Port Lavaca, Texas City website
People from all over Texas are starting to discover our little jewel, nestled in the middle of Texas's Gulf Coast. Don't let the big resort-like look take away from its small town feel though, it is a perfect place to get away from the city bustle and fast traffic hustle. If you do start missing the fast pace of the big cities, Houston, San Antonio and Corpus Christi are but a couple of hours away.
Port Lavaca is located near the center point of the 275-mile Texas Gulf Coast, offering visitors a wide variety of public park facilities, RV accommodations and excellent marinas. The tropical, seaside environment and community charm add to an attractive, family-oriented vacation!
A Clovis point found in this area from prehistoric times indicates that Calhoun County was inhabited by Paleo-American groups. Later, the Karankawa Indians covered an area from Galveston to Corpus Christi and inland for about 150 miles. The Karankawas were here to meet the first European explorers. By approximately the mid 1860s they had all but disappeared. Some experts believe that a small band migrated to Mexico.

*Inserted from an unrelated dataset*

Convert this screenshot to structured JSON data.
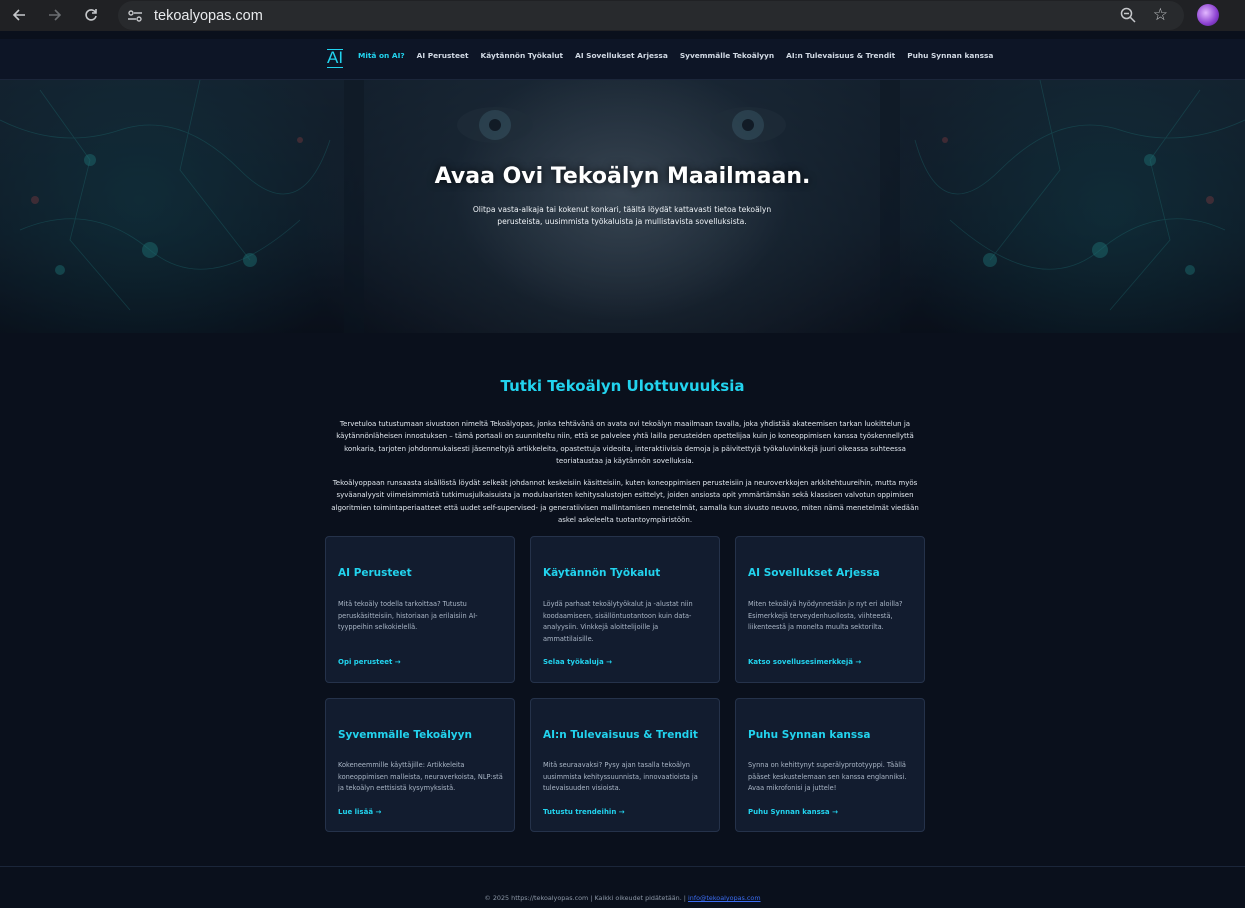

Many people have visited this enchanted area of the Texas Mid-Gulf Coast for many years. The first European to explore the seven bays of Calhoun County was Alonza Alvarez de Pineda in 1519. In February of 1685, Rene Robert Cavelier, Sieur de la Salle landed on the shores near present day Indianola on Matagorda Bay and established the first French fort in Texas named Fort St. Louis. One of his four ships the LaBelle sank and was recently discovered in the waters of the Matagorda Bay. A statue of his likeness is located in Indianola Park.
Known as the oldest surviving wooden lighthouse structure in Texas, the Halfmoon Reef Light Station, a six-sided building, is made mostly of cypress wood and originally was attached to iron piles that had been screwed into the shallow bottom of Matagorda Bay. Built in the late 1850s, it guided ships past the treacherous Halfmoon Reef, a mud and oyster shell shoal on the east side of Matagorda Bay. Today it sits proudly next to the Bauer Community Center in Port Lavaca, Texas on Highway 35.